The Doppler plot of PRN 16 shows a strong change in the relative velocity between satellite and receiver. If a further projection of the Doppler using a linear dynamic model would have been used instead of predicting with vehicle sensors, it would likely have misled the reacquisition by ~ 50 Hz. The trend in the pseudorange measurements is comparable to PRN 6 at a higher rate of change.
The plots of PRN 21 probably show the advantages of using vehicle sensors for reacquisition best as the dynamics on pseudorange and Doppler are the most significant in the group. Both pseudorange and Doppler show a turning point during the GNSS outage. Especially, the pseudorange would have been mismodeled using a kinematic predicion that is not relying on additional sensors.
In this article, a tightly coupled positioning system implemented in the automotive-specific framework ADTF was presented that is based on the fusion of standard automotive sensor data and software receiver measurements. We showed that, using the tightly coupled solution, an acquisition state during signal outages can be estimated that allows the tracking channels to reacquire the signal instantaneously without the need of computationally expensive acquisition routines.
Under the assumption of a tightly coupled RTK position and small outage times, a reacquisition of the carrier phase without loosing the information about the phase ambiguity seems possible.
In the next version of the automotive GNSS receiver, the authors are planning to integrate the vehicle sensors to aid the tracking loops, which is likely to further improve tracking continuity especially in scenarios with high vegetation. Additionally, we plan to show that the implementation is capable of working in real time. Improvements of the initialization of the virtual tracking loops are also intended.
This article is based on a paper presented at ION-GNSS 2011, held September 19–23 in Portland, Oregon.
This work was funded by the Federal State of Lower Saxony, Germany. Project: Galileo – Laboratory for the research airport Braunschweig.
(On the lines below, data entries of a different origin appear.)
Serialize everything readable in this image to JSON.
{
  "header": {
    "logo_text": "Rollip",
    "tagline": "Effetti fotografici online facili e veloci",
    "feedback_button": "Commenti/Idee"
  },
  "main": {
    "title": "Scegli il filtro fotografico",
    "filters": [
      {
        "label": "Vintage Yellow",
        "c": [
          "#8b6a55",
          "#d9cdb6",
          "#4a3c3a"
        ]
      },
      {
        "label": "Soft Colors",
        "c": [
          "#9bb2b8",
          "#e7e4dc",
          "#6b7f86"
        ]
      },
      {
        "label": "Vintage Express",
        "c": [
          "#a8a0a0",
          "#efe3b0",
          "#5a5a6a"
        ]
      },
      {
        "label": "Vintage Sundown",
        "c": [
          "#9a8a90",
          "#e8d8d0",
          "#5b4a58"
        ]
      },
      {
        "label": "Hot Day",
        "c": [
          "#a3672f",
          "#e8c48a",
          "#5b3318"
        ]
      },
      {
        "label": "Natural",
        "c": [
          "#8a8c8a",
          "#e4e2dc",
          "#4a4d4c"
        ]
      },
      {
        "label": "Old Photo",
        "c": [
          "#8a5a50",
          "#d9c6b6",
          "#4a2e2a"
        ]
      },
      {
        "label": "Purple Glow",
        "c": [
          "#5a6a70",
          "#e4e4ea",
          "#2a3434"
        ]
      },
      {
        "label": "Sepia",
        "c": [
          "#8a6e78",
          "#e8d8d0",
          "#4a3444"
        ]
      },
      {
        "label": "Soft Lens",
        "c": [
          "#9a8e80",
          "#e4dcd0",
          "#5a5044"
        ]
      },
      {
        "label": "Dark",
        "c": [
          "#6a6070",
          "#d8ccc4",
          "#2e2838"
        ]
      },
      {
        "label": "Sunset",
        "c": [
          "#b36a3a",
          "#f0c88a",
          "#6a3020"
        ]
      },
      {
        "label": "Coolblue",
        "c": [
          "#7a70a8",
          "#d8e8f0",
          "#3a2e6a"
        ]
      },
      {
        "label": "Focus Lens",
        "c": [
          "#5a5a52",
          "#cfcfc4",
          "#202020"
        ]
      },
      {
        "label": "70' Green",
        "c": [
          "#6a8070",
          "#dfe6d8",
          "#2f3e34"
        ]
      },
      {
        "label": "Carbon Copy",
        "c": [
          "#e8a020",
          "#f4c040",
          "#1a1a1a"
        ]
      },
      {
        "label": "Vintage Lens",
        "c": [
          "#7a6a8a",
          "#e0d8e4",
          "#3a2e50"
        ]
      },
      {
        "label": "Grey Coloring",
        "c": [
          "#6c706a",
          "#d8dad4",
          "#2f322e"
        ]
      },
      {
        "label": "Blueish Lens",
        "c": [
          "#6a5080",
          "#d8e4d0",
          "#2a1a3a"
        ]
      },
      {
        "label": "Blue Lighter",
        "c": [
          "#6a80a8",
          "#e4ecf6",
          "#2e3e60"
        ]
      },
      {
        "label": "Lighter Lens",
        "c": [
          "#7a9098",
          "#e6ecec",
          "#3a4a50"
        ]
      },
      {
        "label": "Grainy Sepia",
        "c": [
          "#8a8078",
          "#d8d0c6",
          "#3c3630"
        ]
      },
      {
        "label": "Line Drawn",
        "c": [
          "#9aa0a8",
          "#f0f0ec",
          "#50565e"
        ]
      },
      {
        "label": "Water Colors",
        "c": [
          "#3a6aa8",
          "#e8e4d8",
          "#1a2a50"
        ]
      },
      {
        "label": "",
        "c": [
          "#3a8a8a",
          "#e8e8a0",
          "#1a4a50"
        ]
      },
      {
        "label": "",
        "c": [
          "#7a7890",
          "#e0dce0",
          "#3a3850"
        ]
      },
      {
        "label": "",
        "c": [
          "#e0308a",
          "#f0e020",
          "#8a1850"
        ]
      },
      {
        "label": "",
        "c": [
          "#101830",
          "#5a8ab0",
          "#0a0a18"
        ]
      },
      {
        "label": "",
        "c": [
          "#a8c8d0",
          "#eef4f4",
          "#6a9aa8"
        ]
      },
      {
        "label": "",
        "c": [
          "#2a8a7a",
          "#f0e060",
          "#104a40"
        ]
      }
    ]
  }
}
The authors would like to thank their colleagues working in the automotive navigation group for continuous support with the ADTF framework.
Hans-Georg Büsing holds a Dipl.-Ing. in aerospace engineering from the Technische Universität Braunschweig and has been a research engineer at IFF since 2008. He works in the area of applied satellite navigation, especially in the field of vehicle positioning.
Ulrich Haak holds a Dipl.-Ing. in mechanical engineering from the Technische Universität Braunschweig and joined IFF in 2008 as a research engineer. He works in the areas of receiver design and positioning algorithms.
Peter Hecker joined IFF in 1989 as research scientist. Initial focus of his scientific work was in the field of automated situation assessment for flight guidance. From 2000 until 2005, he was head of the DLR Pilot Assistance department. Since April 2005, he has been director of IFF. He is managing research activities in the areas of air/ground cooperative air traffic management, airborne measurement technologies and services, satellite navigation, human factors in aviation, and safety in air transport systems.